The typical view is isometric, but the camera can sometimes zoom out for cinematic effect.
But the worst problem of all seems to be a bug affecting the frame rate. Hob has (or can have) the worst frame rate I have ever encountered while playing a game, at least on the PS4 version. I'm talking single digits sometimes. Adding to the whole game's mystery, though, it doesn't seem to always happen. The first time I played Hob for a couple of hours, everything was fine. The second time I played for a longer period and the longer I played the worse the frame rate got until the game had enough and crashed. Upon restarting everything was normal and remained that way for the rest of my play session. Basically, every few hours I had to restart the game in order to fix the frame rate. At the time of writing, it's been many months since Hob released and the fact that this still isn't fixed means it's probably never going to be fixed. Runic actually shut down in the interim and I'm pretty damn sure their former parent company Perfect World is never going to bother, which is unfortunate.

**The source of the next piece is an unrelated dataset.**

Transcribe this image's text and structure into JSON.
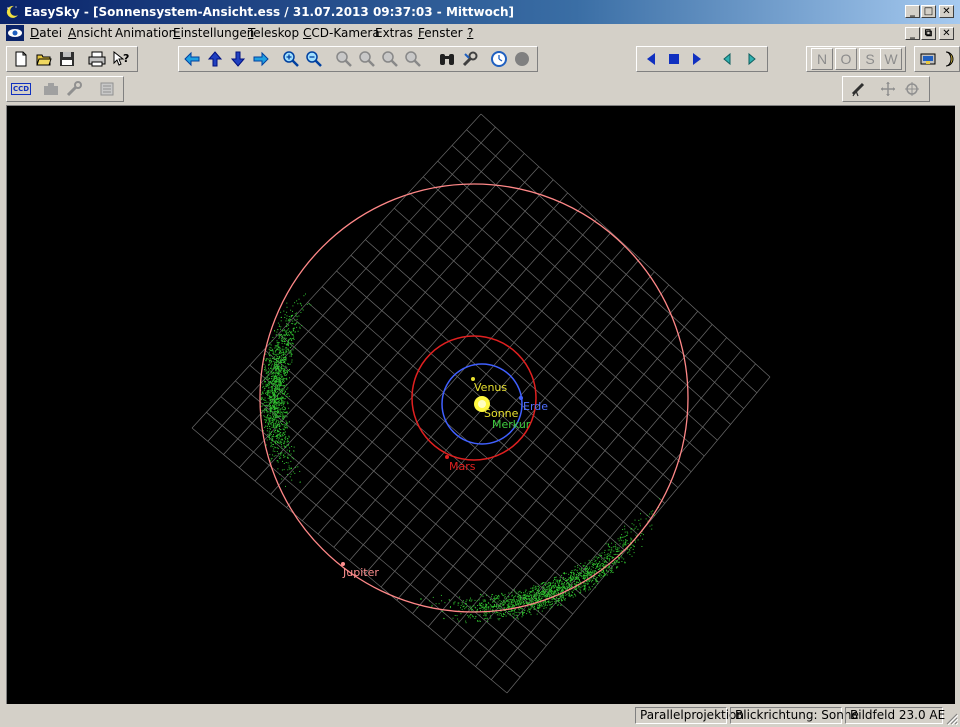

Having said all that, none of these problems, as serious as they might be, deterred me from completing Hob. I even played it with horrible frame rate for hours because was enjoying exploring the world and solving puzzles so much. So yeah, Hob is janky, unpolished, and probably should spend at least a minute telling you how to play, but it still gets a recommendation from me. There's a great game under all that, and I say it's still worth playing.